Am J Med Genet A. 2016 Dec;170(12):3083-3089

Authors: Ordal L, Keunen J, Martin N, Shehata N, Borschel GH, Clarke HM, Toi A, Shuman C, Chitayat D

Abstract
Congenital limb deficiency defects (LDDs) are etiologically heterogeneous. Acquired causes include amniotic bands, teratogens exposure, and chorionic villus sampling before 10 weeks' gestation and intrinsic causes include single-gene disorders and chromosome abnormalities. However, a substantial number of cases, especially terminal transverse deficiency defects, occur without an obvious cause and are ascribed to vascular disruption events. Some studies have found an association between maternal thrombophilia and congenital LDDs. We investigated this association through a review of all prenatally identified LDDs at a major tertiary care center in Toronto, Canada over a 12-year period. Our results showed a higher prevalence of thrombophilias among women with a pregnancy affected with an LDD when compared to the general population [χ(2) (3) = 54.63, P < 0.01]. Our research was strengthened by the inclusion of affected pregnancies regardless of outcome, and strict criteria to avoid including LDDs with a non-vascular etiology. Most LDDs were identified during the routine 18-20 week anatomy ultrasound, but some were discovered as early as 13 weeks' gestation. We found an excess of left-sided defects among terminal transverse but not longitudinal deficiencies; additionally, all diagnoses of maternal thrombophilia occurred in the terminal transverse group.
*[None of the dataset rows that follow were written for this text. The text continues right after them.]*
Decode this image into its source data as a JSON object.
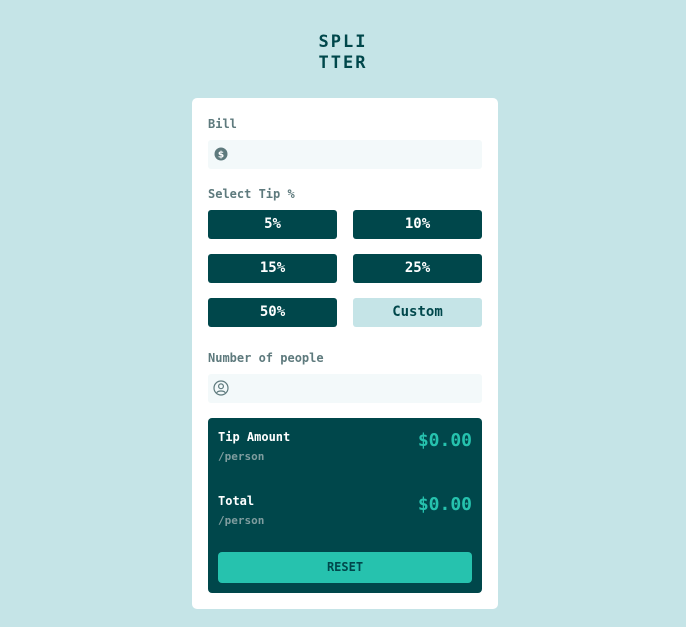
{
  "app": {
    "logo_line1": "SPLI",
    "logo_line2": "TTER"
  },
  "bill": {
    "label": "Bill",
    "value": "",
    "icon": "dollar-icon"
  },
  "tip": {
    "label": "Select Tip %",
    "options": [
      "5%",
      "10%",
      "15%",
      "25%",
      "50%"
    ],
    "custom_placeholder": "Custom"
  },
  "people": {
    "label": "Number of people",
    "value": "",
    "icon": "person-icon"
  },
  "results": {
    "tip_amount_label": "Tip Amount",
    "tip_amount_sub": "/person",
    "tip_amount_value": "$0.00",
    "total_label": "Total",
    "total_sub": "/person",
    "total_value": "$0.00",
    "reset_label": "RESET"
  },
  "colors": {
    "background": "#c5e4e7",
    "dark_cyan": "#00474b",
    "strong_cyan": "#26c2ae",
    "grayish_cyan": "#5e7a7d",
    "light_cyan": "#f3f9fa"
  }
}
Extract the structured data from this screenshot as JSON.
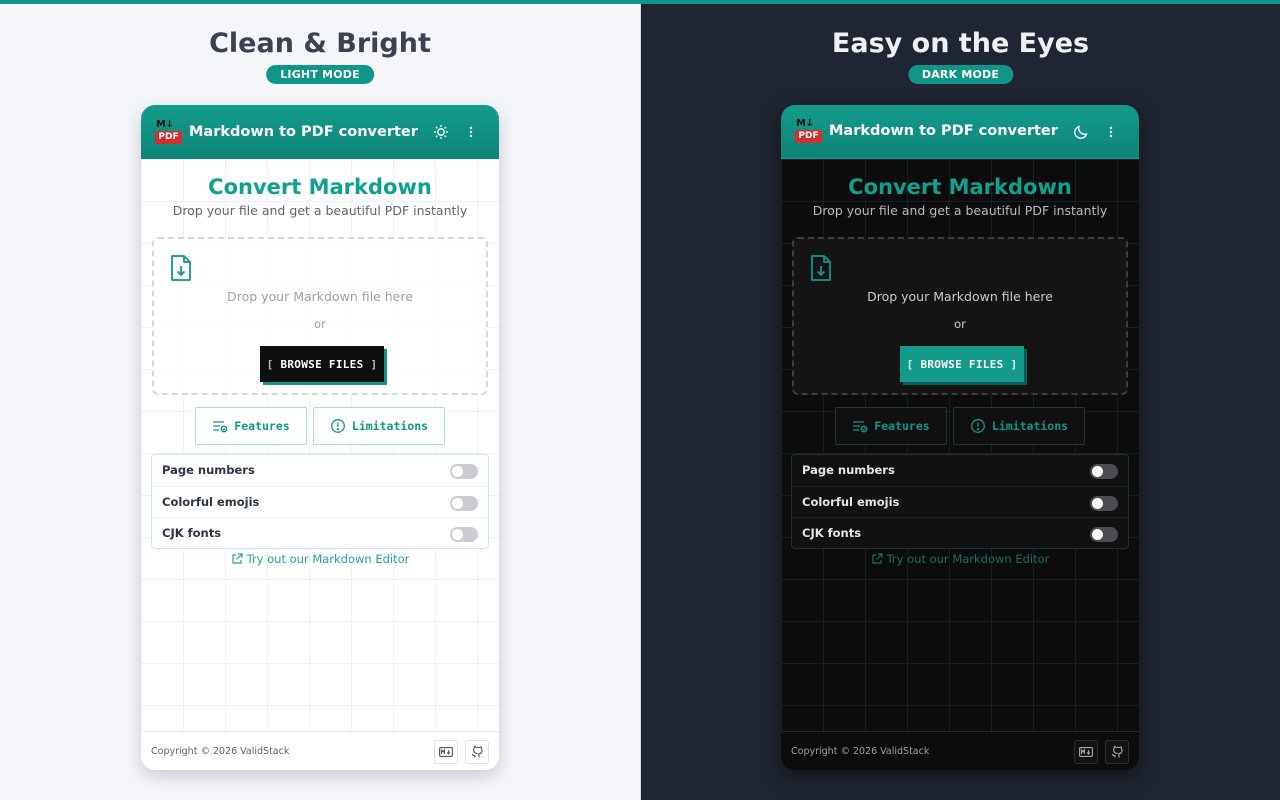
{
  "colors": {
    "accent": "#0f9688",
    "pdf_red": "#d32f2f"
  },
  "panels": [
    {
      "headline": "Clean & Bright",
      "badge": "LIGHT MODE",
      "app_title": "Markdown to PDF converter",
      "logo_top": "M↓",
      "logo_bottom": "PDF",
      "theme_icon": "sun-icon",
      "convert_title": "Convert Markdown",
      "convert_subtitle": "Drop your file and get a beautiful PDF instantly",
      "drop_text": "Drop your Markdown file here",
      "or_text": "or",
      "browse_label": "BROWSE FILES",
      "tab_features": "Features",
      "tab_limitations": "Limitations",
      "settings": [
        {
          "label": "Page numbers",
          "enabled": false
        },
        {
          "label": "Colorful emojis",
          "enabled": false
        },
        {
          "label": "CJK fonts",
          "enabled": false
        }
      ],
      "editor_link": "Try out our Markdown Editor",
      "copyright": "Copyright © 2026 ValidStack"
    },
    {
      "headline": "Easy on the Eyes",
      "badge": "DARK MODE",
      "app_title": "Markdown to PDF converter",
      "logo_top": "M↓",
      "logo_bottom": "PDF",
      "theme_icon": "moon-icon",
      "convert_title": "Convert Markdown",
      "convert_subtitle": "Drop your file and get a beautiful PDF instantly",
      "drop_text": "Drop your Markdown file here",
      "or_text": "or",
      "browse_label": "BROWSE FILES",
      "tab_features": "Features",
      "tab_limitations": "Limitations",
      "settings": [
        {
          "label": "Page numbers",
          "enabled": false
        },
        {
          "label": "Colorful emojis",
          "enabled": false
        },
        {
          "label": "CJK fonts",
          "enabled": false
        }
      ],
      "editor_link": "Try out our Markdown Editor",
      "copyright": "Copyright © 2026 ValidStack"
    }
  ]
}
Our results support thrombophilia screening in all women with a prenatally diagnosed fetal LDD as well as careful evaluation of the fetal extremities during prenatal ultrasounds in women with a known thrombophilia. © 2016 Wiley Periodicals, Inc.

PMID: 27530094 [PubMed - indexed for MEDLINE]